Depending on your body weight and the size of your surfboard, you will need to adjust your position on the surfboard so that your toes are close to the edge of the board.
Pull the water backwards along both sides of the board, adjust the breathing rhythm one left and one right, and do not open your arms when you are paddling, which will greatly reduce the efficiency of the stroke.
Swimming is the most basic skill in surfing, and you should put most of your practice in this. How well you can paddle will depend on whether you can catch the waves.
2. Get up: When the wave comes, you have successfully paddled, and when you feel your surfboard push forward and feel the speed increase, we start to get up.
Find your ribs with the palms of your hands, then place them flat on either side of your ribs, supporting your body.
3. Take off: Wait until the speed is fast and you can "take off".

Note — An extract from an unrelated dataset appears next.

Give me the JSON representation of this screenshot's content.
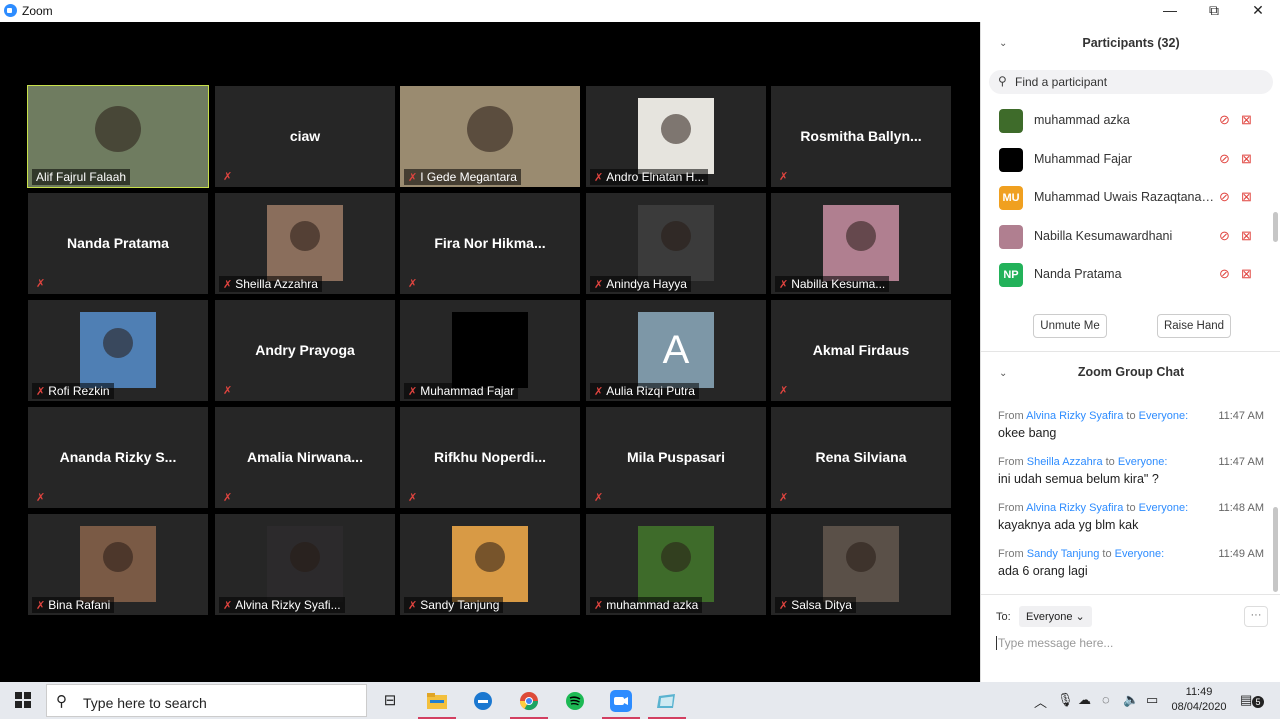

Arms force, prop up the body. Jump onto the surfboard, keeping your feet shoulder-width apart and your spine straight. Bend your knees slightly to absorb some of the bumps and allow you to stand more stable on the board.
Go to the tail of the board, the rear foot is directly above the tail rudder or about half a step in front of the tail rudder; the body is slightly offset back, and the center of gravity is placed on the rear foot; the head turns to the turning direction of the surfboard, and the head drives the shoulders and the hips. The part drives the feet to control the steering of the surfboard. When turning the surfboard in the opposite direction, you can turn your body in the opposite direction according to the key points of the turning action. After the turn, return to the center of the board to continue surfing.